I don’t believe in it in terms of how I have spent my time the last ten years. Or, rather, I have believed in it the same way I believe in multivitamins: probably good for you, won’t hurt if you skip them for months at a time, not a central part of the day, and dangerous if you overdo it.
What we do with our time, our heart, and our energy shows what we believe in. By this definition, I believe in: the above-mentioned practices, teamwork, study, strategic thinking, evidence based solutions, the church and its worship, treasuring family and investing in the next generation—but not in intercessory prayer.
This is strange to confess because I have been a pastor and spiritual director during the past ten years. Pastors pray, don’t they? Well, actually, if you look at the research, American pastors as a whole subscribe to the multivitamin prayer creed. But being lumped in the middle of that bell curve is not a comforting location for me.

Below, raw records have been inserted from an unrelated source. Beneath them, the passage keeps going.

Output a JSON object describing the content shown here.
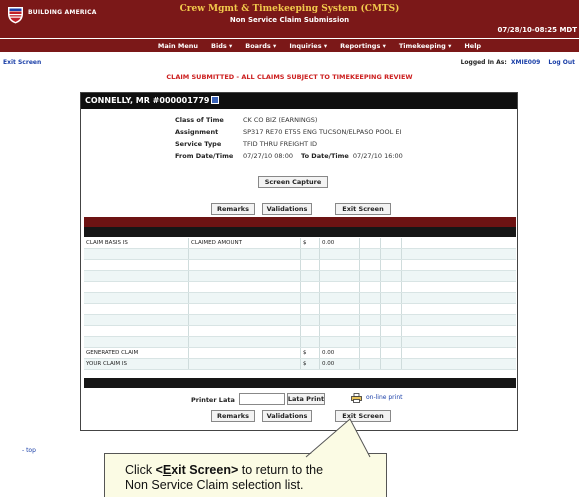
{
  "header": {
    "brand": "BUILDING AMERICA",
    "title": "Crew Mgmt & Timekeeping System (CMTS)",
    "subtitle": "Non Service Claim Submission",
    "datetime": "07/28/10-08:25 MDT"
  },
  "nav": {
    "items": [
      "Main Menu",
      "Bids ▾",
      "Boards ▾",
      "Inquiries ▾",
      "Reportings ▾",
      "Timekeeping ▾",
      "Help"
    ]
  },
  "session": {
    "exit_link": "Exit Screen",
    "logged_label": "Logged In As:",
    "user_id": "XMIE009",
    "logout": "Log Out"
  },
  "status_message": "CLAIM SUBMITTED - ALL CLAIMS SUBJECT TO TIMEKEEPING REVIEW",
  "panel": {
    "header_name": "CONNELLY, MR #000001779",
    "class_label": "Class of Time",
    "class_value": "CK CO BIZ (EARNINGS)",
    "assignment_label": "Assignment",
    "assignment_value": "SP317 RE70 ET55 ENG TUCSON/ELPASO POOL EI",
    "service_label": "Service Type",
    "service_value": "TFID THRU FREIGHT ID",
    "from_label": "From Date/Time",
    "from_value": "07/27/10 08:00",
    "to_label": "To Date/Time",
    "to_value": "07/27/10 16:00",
    "screen_capture": "Screen Capture",
    "remarks": "Remarks",
    "validations": "Validations",
    "exit_screen": "Exit Screen"
  },
  "grid": {
    "rows": [
      [
        "CLAIM BASIS IS",
        "CLAIMED AMOUNT",
        "$",
        "0.00",
        "",
        "",
        ""
      ],
      [
        "",
        "",
        "",
        "",
        "",
        "",
        ""
      ],
      [
        "",
        "",
        "",
        "",
        "",
        "",
        ""
      ],
      [
        "",
        "",
        "",
        "",
        "",
        "",
        ""
      ],
      [
        "",
        "",
        "",
        "",
        "",
        "",
        ""
      ],
      [
        "",
        "",
        "",
        "",
        "",
        "",
        ""
      ],
      [
        "",
        "",
        "",
        "",
        "",
        "",
        ""
      ],
      [
        "",
        "",
        "",
        "",
        "",
        "",
        ""
      ],
      [
        "",
        "",
        "",
        "",
        "",
        "",
        ""
      ],
      [
        "",
        "",
        "",
        "",
        "",
        "",
        ""
      ],
      [
        "GENERATED CLAIM",
        "",
        "$",
        "0.00",
        "",
        "",
        ""
      ],
      [
        "YOUR CLAIM IS",
        "",
        "$",
        "0.00",
        "",
        "",
        ""
      ]
    ]
  },
  "print": {
    "printer_label": "Printer Lata",
    "printer_value": "",
    "lata_print": "Lata Print",
    "online_print": "on-line print"
  },
  "footer": {
    "top_link": "top"
  },
  "callout": {
    "prefix": "Click ",
    "open": "<",
    "exit_underlined": "E",
    "exit_rest": "xit Screen",
    "close": ">",
    "middle": " to return to the",
    "line2": "Non Service Claim selection list."
  }
}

A few things have pushed the truth about my prayer life into my consciousness. I moved from the pragmatic, relational beehive of Silicon Valley and The River into rural Cambria, where the landscape and the pace of life invite reflection and a more robust interior life.

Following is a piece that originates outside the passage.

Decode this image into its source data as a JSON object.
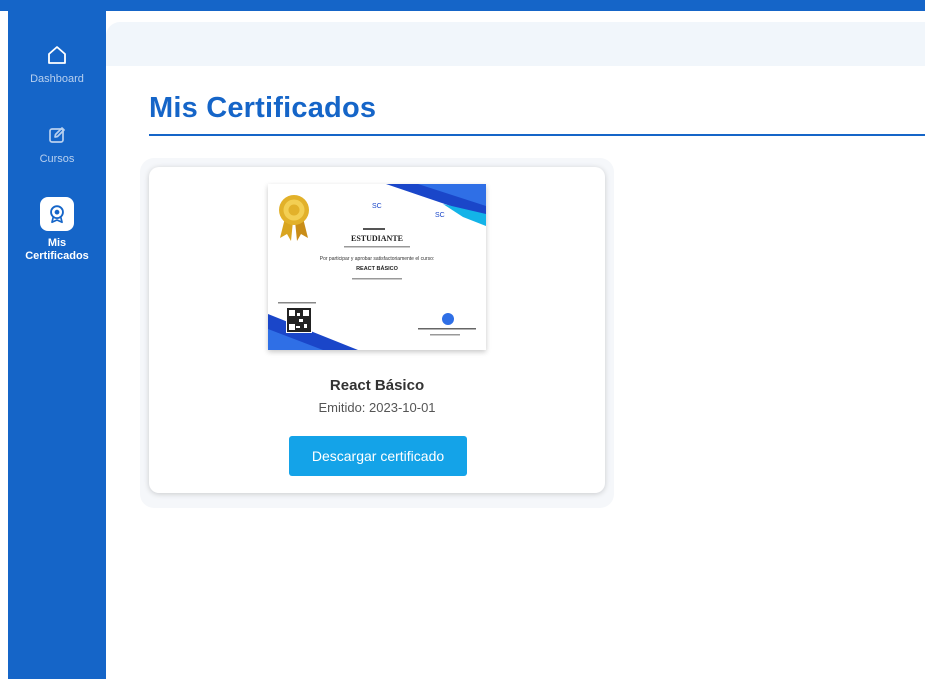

Second, I have begun working with global church leaders, for whom intercessory prayer is a central part of everything they do. The contrast between their intercessory lives and mine is stark.

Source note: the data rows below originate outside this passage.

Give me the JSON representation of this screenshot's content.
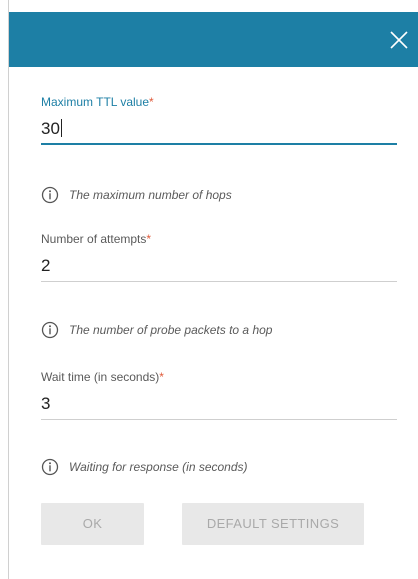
{
  "icons": {
    "close": "close-icon",
    "info": "info-icon"
  },
  "colors": {
    "header": "#1d7fa5",
    "accent": "#1d7fa5",
    "required": "#e05a3a",
    "button_bg": "#e8e8e8",
    "button_text": "#a9a9a9"
  },
  "form": {
    "ttl": {
      "label": "Maximum TTL value",
      "required_mark": "*",
      "value": "30",
      "hint": "The maximum number of hops"
    },
    "attempts": {
      "label": "Number of attempts",
      "required_mark": "*",
      "value": "2",
      "hint": "The number of probe packets to a hop"
    },
    "wait": {
      "label": "Wait time (in seconds)",
      "required_mark": "*",
      "value": "3",
      "hint": "Waiting for response (in seconds)"
    }
  },
  "buttons": {
    "ok": "OK",
    "default": "DEFAULT SETTINGS"
  }
}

Third, I have begun grieving things I interceded for with my whole heart for many years that did not come to pass the way I had longed for. And I’m grieving the way that my disappointment broke down my fragile, intercessory life.
Now, finally, the cognitive dissonance between the prayer practices of Jesus and the global church leaders, and my own life have inspired me to study and experiment with intercession beyond the multivitamin paradigm.
I am at the beginning of reopening the door to intercessory prayer. Facing grief (again) hurts. Speaking openly about my unbelief is rather embarrassing. I also feel uncool spiritually when I share this with friends. The process is not sexy or mysterious, just challenging.
Setting aside daily time for personal intercession school feels risky, as I am in my first year as a trainer and coach for global church leaders. I fear I won’t be able to sit still daily or carry on for years the way Jesus, Paul, my grandma, and my international friends do.
But my journaling feels more alive and honest than it has in years. I am seeing fresh things in Scripture. I feel caught up in the mystery of the Spirit and God’s presence in my soul and the unanswered sufferings of this world. Humility feels good.
During this time, I am returning to old mentors to gently lead me. Nineteenth-century pastor Andrew Murray (I told you this wasn’t sexy) has become a key mentor in understanding intercession and the dynamics of the praying life. He writes:
Christ is our life: his life is an ever praying life, if we will but trust him for it....It is when we believe this, and go and abide in Him for our prayer life too, that our fears of not being able to pray aright will vanish, and we shall joyfully and triumphantly trust our Lord to teach us to pray, to be Himself the life and the power of our prayer. May God open our eyes to see what the holy ministry of intercession is, to which, as his royal priesthood, we have been set apart.
That’s my prayer for my own life this year, to leave the multivitamin approach to intercessory prayer behind and to welcome Jesus’ own prayer life into my days.
Mark Phifer-Houseman has been married to his best friend and hero, Gayll, for thirty-two years. He has been enthralled by Jesus since sophomore year in college. That pursuit led to twenty-four years of ministry to college students and eight years as The River’s staff director. He currently serves as a leadership trainer and coach, primarily among under-resourced leaders in the Global South.
Notable accomplishments include: clinging to Jesus while disabled for fourteen years with chronic neuropathy and following Gayll’s leadership in adopting their four children from Ethiopia in 2003. He loves to see young people come alive to God and boldly follow their calling, communities living out the radical love of God, and families and churches thriving (including his own). He's a podcast addict: This American Life, Snap Judgement, Invisibilia, Hidden Brain, and Radiolab are a few faves. He's certain that food in the age to come will be mainly Ethiopian, Indian, Korean, Chinese, and Mexican (not necessarily in that order). He has been led astray by dark chocolate.